(Exercise)
Below are the records; copy each line in which "Input" can be found.

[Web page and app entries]
□ □ □ □ □
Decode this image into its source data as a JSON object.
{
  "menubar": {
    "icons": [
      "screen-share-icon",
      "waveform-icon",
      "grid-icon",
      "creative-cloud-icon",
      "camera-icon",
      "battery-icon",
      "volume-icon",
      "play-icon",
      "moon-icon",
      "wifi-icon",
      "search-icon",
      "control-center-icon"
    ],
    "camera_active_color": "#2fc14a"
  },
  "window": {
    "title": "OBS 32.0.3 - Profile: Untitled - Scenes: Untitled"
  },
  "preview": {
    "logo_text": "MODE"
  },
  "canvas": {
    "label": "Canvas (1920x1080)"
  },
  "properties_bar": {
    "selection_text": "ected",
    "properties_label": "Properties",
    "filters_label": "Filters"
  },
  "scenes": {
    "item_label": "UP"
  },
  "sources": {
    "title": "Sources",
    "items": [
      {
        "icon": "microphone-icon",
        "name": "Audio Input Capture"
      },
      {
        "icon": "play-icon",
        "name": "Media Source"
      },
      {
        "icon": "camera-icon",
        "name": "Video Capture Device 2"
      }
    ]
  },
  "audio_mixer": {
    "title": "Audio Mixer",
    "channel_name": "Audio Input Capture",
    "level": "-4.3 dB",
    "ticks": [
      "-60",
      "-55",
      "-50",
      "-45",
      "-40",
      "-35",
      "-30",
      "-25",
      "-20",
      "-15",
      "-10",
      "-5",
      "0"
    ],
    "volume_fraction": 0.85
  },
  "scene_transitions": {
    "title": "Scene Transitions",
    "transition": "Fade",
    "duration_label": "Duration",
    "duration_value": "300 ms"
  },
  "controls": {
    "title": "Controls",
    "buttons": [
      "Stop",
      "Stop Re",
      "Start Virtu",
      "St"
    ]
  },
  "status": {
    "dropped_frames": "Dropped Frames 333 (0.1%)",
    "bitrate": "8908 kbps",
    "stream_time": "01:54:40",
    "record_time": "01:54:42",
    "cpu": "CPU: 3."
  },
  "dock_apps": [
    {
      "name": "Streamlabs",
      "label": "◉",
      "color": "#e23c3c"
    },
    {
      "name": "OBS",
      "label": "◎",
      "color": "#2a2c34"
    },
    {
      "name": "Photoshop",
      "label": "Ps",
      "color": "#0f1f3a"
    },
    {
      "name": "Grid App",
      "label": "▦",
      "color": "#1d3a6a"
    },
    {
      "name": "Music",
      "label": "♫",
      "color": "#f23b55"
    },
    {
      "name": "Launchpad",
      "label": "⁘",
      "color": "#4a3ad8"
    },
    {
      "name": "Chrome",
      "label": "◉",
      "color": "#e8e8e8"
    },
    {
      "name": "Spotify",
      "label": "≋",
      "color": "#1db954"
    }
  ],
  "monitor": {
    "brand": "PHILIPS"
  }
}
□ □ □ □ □
(Result)
        "name": "Audio Input Capture"
    "channel_name": "Audio Input Capture",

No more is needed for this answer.